Additionally our friends and family have been very generous in sending us both Skippy and Jif peanut butter, oreos, butterfingers, and twinkies, and I've received much appreciated packages with assortments of Wholesale Unlimited purchases, li hing and the like. On occasion we'll see candybars such as Twix and Kit-Kats on market shelves and we've been greatly disappointed with what we've found. Both candy bars were less sweet than in America and they weren't simply different, they tasted terrible. It really puzzles me as to why because I always thought companies like that succeeded because they found that one inscrutable formula and mass-produced it. Maybe the European recipe caters to their population?
I've been documenting foods I've craved and I've compiled a comprehensive list of them all which is probably not of interest to anyone else but since I made it I figured I might as well attach it to this related post:
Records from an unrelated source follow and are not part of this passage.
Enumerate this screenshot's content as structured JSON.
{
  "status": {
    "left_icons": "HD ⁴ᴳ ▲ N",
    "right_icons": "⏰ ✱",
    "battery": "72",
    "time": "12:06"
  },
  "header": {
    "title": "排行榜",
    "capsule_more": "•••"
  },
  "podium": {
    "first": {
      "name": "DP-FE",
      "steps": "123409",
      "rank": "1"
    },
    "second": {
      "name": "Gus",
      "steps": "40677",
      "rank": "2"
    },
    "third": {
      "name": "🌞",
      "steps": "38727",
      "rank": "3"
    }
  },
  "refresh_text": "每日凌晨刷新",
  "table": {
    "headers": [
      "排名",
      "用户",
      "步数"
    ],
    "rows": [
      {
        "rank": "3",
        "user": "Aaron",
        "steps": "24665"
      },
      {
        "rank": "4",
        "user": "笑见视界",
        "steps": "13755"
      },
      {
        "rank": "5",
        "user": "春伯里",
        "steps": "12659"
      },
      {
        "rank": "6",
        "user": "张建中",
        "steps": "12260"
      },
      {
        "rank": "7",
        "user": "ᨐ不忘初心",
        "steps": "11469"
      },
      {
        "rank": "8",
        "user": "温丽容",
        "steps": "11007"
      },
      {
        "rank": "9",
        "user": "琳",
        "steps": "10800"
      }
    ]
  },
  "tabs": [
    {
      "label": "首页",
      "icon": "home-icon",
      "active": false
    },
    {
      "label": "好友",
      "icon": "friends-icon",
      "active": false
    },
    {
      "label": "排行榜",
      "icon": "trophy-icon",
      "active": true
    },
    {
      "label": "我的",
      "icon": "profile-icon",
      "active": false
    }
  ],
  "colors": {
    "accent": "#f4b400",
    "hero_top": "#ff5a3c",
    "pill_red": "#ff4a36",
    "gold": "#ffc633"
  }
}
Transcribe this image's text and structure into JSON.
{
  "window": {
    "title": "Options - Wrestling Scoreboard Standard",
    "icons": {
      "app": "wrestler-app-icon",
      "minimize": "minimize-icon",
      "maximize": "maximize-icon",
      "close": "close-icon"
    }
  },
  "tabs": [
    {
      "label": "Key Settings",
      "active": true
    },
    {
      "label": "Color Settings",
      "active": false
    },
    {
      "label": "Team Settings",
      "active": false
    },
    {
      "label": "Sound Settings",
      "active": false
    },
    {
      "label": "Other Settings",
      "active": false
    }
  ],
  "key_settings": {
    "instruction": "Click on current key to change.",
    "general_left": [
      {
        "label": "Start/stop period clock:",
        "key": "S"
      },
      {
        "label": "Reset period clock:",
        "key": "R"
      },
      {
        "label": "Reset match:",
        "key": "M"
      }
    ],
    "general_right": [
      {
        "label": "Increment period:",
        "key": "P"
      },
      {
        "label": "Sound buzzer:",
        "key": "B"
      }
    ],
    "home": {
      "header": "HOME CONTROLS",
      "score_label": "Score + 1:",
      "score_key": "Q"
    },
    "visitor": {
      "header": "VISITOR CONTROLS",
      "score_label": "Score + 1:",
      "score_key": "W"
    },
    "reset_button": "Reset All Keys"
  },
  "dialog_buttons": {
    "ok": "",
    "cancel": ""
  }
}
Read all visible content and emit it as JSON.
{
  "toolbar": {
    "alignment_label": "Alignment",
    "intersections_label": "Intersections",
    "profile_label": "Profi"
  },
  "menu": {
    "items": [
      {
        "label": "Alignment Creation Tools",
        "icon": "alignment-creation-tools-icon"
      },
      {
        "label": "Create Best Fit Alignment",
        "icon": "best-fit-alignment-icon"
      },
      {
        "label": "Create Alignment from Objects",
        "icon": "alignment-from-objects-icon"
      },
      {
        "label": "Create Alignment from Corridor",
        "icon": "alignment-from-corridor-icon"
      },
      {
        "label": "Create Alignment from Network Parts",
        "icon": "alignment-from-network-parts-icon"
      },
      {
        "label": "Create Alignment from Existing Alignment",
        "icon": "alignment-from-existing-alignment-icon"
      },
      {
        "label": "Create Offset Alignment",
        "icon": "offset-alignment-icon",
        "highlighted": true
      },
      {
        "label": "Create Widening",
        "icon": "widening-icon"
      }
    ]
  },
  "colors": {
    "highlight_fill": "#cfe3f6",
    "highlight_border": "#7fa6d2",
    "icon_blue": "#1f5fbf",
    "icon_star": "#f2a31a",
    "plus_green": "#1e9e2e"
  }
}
Peanut butter, li hing (local Hawaii treat), bagels, cream cheese, french toast, toast, chocolate chip cookies, brownies, everything that my mom makes, fudge, peppermint bark, pop tarts, twix that taste like twix, nutter butters, cheese-its, fruit/cinnamon gum (there's only mint here), reeces, butterfinger, swedish fish, choices of cereal, oreos, spicy-sweet korean chicken, teriaki anything, chilli -- zippys, scrambled eggs, mom's omlette, cupcakes, funfetti, Bostons pizza, english muffins, bread pudding, lemon bars, macaroni and cheese, thick pancakes, maple syrup, pumpkin pie, mexican food, Thai curry, sticky rice, shave ice, spam spam spam spam spam spam, spam musubis, sweet and sour stir fry, bentos, ramen, miso soup, soy sauce, manapua, Hawaiian sweet bread, butter mochi, the cookie corner chocolate chip cookie, caramel cuts, scones, guava, dim sum, malasadas--yes I'm aware carnival is coming up and that would bring a whole new set of cravings, chocolate molten cake, crab cake, frozen yogurt, muffins, pretzelmaker, panda express orange chicken
Gosh this isn't even all of it but I'm sure you get the picture. I know as soon as I have one bite of an American pancake I am going to wish it was a light, thin palacinka and that applies to a lot of these. It's not so much about the quantity but just having that familiar taste again. Oh what growing up in America's consumer culture does to the taste buds.
In missing these foods I have come up with an answer to the question I posed in the first paragraph. The benefit of recognizing that you miss something is that you appreciate it more in its absence. This is true for everything; being, in a sense, deprived of those things, places, and people for an extended period makes your gratification of them expand like you wouldn't think possible!